Q: How can I overcome the bitterness I have about the way my parents treated me growing up? After all these years, I continue to struggle with negative feelings about my mother and father. I remember only their harsh criticism, dysfunctional parenting and unloving attitude. I especially don't want these memories to affect my relationship with my own kids.
Jim: According to our staff counselors, the struggle you're facing is probably more common than you'd think. Many people who were wounded as children by their parents' attitudes, words and actions end up carrying around a great deal of anger and bitterness. You've taken an important first step in the right direction by recognizing that you need to deal with these emotions.
In the long run, feelings of bitterness only harm the person who harbors them, not the one who inflicted the pain in the first place. You're also correct in being concerned that the resentment you feel toward your parents could have a negative impact on your relationship with your own children, particularly during the teen years. It's best to resolve this internal struggle before it begins to affect the rest of your family.
While it may sound cliche, the best way you can do this is by learning and choosing to forgive. Ultimately, it's not about your parents -- it's about facilitating your own personal healing. Note that forgiving and loving someone is an act of the will, not the emotions. You may never experience warm and tender feelings toward your mom and dad. But you can choose to love them unconditionally. (As a Christian, I believe there's a critical spiritual component to this.) And you won't be able to move ahead with your own life until you give up your right to be angry at them for making your childhood miserable.
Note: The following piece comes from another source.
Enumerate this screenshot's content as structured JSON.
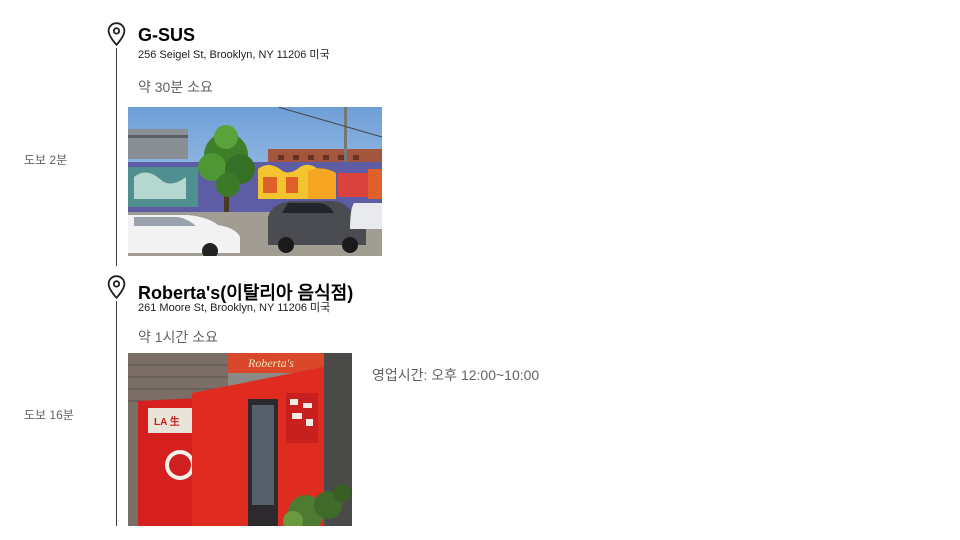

If your parents are still living, you may want to consider setting up a time to meet with them to discuss your feelings. Of course, there may be some situations where this wouldn't be advisable -- use discretion. If your spouse is supportive, it would be a good idea to bring them along. Tell your mom and dad how much they've hurt you and how the memory of their words and actions continues to cause you pain. Keep your emotions under control, but be straightforward and honest. Explain that your purpose is not to hurt them in return, but to find release from the negative effects of your memories. This will take a tremendous amount of courage on your part, but it can be an important part of gaining the freedom you're seeking.
Finally, try to develop some empathy for your parents. Ask yourself what it was about their personal backgrounds that made them treat you the way they did. Find out what their childhoods were like. It's likely that they, too, grew up with harsh, unloving parents -- that you're just on the receiving end of a problem that spans several generations. If you have a chance to talk with them, try to ask some carefully considered questions about their past. If they're no longer living, you may be able to locate a member of the extended family who can provide you with the insights you need. A deeper understanding of your parents' backgrounds and motives can give you a broader perspective on their behavior. This certainly won't excuse the mistreatment you received at their hands, but it may help you release some of your bitterness.
As you begin to work your way through this process, you may find yourself in need of some outside assistance. Our staff counselors would be happy to help; feel free to call them at 855-771-HELP (4357).
Jim Daly is a husband and father, an author, and president of Focus on the Family and host of the Focus on the Family radio program. Catch up with him at www.jimdalyblog.com or at www.facebook.com/DalyFocus.
INTERNATIONAL COPYRIGHT SECURED. ALL RIGHTS RESERVED.